::: Supplied information :::

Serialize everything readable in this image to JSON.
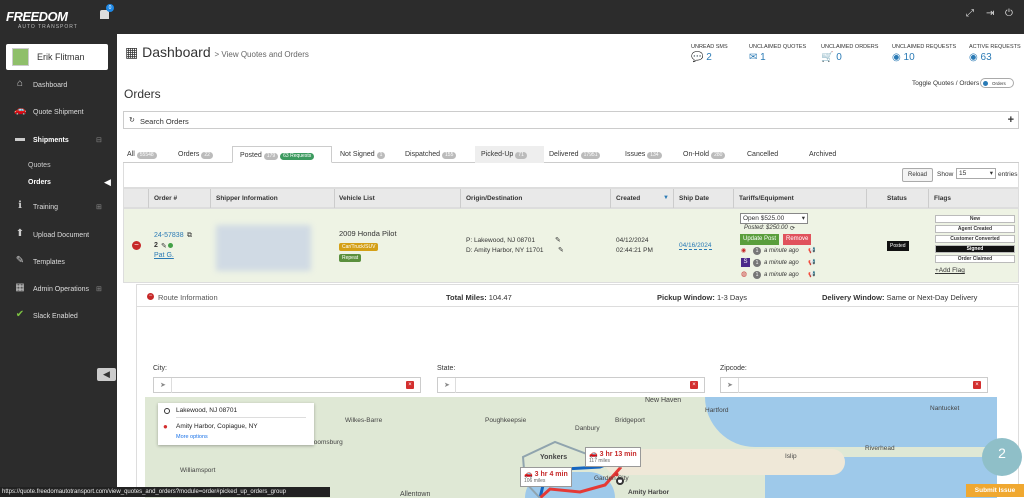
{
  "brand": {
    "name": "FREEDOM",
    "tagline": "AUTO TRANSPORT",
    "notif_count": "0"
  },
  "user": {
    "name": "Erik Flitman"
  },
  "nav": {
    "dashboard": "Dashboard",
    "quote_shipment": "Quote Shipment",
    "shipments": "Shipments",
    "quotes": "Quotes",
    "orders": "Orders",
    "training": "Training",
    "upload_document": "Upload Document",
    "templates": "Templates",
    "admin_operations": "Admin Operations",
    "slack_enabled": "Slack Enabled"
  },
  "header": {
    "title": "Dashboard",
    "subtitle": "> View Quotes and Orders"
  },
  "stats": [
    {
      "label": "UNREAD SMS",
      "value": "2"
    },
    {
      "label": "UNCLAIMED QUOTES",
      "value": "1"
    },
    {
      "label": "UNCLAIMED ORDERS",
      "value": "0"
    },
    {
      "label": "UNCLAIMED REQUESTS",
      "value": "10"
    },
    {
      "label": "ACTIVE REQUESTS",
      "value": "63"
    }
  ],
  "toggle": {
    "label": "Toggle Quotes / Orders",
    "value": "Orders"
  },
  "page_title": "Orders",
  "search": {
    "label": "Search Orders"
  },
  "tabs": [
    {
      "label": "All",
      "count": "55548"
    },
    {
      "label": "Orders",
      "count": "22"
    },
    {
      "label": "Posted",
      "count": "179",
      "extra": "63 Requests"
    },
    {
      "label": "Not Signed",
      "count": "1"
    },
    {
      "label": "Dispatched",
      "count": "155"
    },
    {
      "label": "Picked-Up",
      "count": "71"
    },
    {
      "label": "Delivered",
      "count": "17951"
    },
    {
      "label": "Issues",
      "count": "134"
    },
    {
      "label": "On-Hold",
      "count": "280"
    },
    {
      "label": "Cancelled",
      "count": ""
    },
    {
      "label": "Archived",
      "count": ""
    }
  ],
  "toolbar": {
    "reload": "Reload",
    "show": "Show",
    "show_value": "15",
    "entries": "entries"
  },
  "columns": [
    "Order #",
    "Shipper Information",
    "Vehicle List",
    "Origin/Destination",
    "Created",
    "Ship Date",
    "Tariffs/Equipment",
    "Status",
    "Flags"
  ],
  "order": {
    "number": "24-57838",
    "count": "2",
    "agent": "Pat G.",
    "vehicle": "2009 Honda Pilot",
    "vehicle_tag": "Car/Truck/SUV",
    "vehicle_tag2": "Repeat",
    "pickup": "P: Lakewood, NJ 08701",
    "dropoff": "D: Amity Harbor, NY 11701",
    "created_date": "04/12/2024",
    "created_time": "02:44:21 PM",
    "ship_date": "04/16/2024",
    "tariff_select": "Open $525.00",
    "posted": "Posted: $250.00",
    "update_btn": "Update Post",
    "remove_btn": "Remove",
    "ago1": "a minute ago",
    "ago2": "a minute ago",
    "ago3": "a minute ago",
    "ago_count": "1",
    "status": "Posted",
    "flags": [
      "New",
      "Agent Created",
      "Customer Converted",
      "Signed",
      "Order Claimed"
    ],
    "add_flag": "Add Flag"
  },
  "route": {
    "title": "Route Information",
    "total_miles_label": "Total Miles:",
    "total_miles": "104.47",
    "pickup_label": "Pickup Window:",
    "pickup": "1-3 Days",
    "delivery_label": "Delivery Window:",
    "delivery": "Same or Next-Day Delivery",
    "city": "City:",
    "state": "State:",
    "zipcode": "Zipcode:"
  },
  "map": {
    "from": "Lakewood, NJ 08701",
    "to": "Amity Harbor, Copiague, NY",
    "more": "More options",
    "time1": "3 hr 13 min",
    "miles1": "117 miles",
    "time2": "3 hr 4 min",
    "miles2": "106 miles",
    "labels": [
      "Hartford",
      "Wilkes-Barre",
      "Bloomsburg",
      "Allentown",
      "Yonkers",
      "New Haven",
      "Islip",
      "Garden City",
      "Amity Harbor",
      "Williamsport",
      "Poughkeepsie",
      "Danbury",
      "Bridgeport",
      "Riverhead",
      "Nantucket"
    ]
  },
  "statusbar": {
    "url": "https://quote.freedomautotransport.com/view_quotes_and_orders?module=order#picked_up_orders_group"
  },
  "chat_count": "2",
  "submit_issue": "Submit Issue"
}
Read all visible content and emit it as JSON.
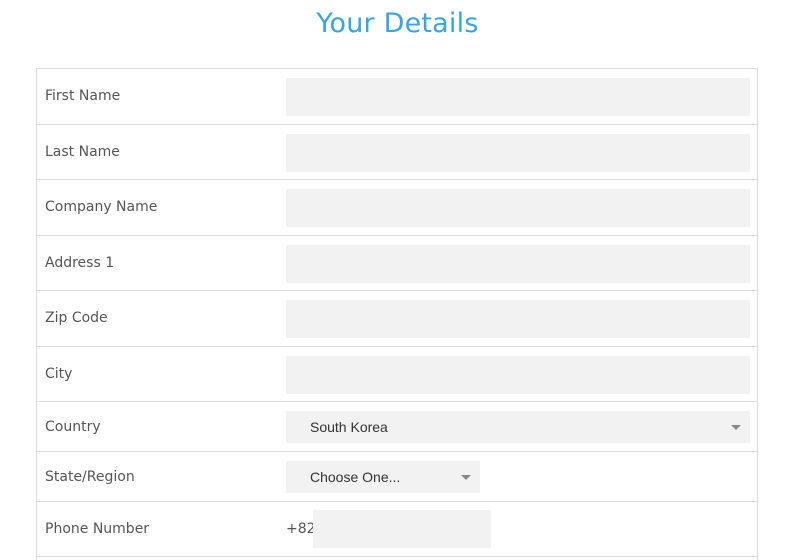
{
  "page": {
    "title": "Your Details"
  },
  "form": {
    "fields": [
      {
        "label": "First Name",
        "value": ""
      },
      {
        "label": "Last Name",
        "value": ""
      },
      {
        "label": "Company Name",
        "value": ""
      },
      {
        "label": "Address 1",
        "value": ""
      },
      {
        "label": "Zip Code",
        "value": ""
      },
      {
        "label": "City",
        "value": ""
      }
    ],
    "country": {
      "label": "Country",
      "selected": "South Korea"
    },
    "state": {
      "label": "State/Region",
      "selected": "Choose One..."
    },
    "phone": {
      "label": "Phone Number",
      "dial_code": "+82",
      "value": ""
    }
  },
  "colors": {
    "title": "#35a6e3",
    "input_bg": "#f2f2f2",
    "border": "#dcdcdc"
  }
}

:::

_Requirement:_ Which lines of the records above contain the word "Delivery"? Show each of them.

_Completed task:_
    "delivery_label": "Delivery Window:",
    "delivery": "Same or Next-Day Delivery",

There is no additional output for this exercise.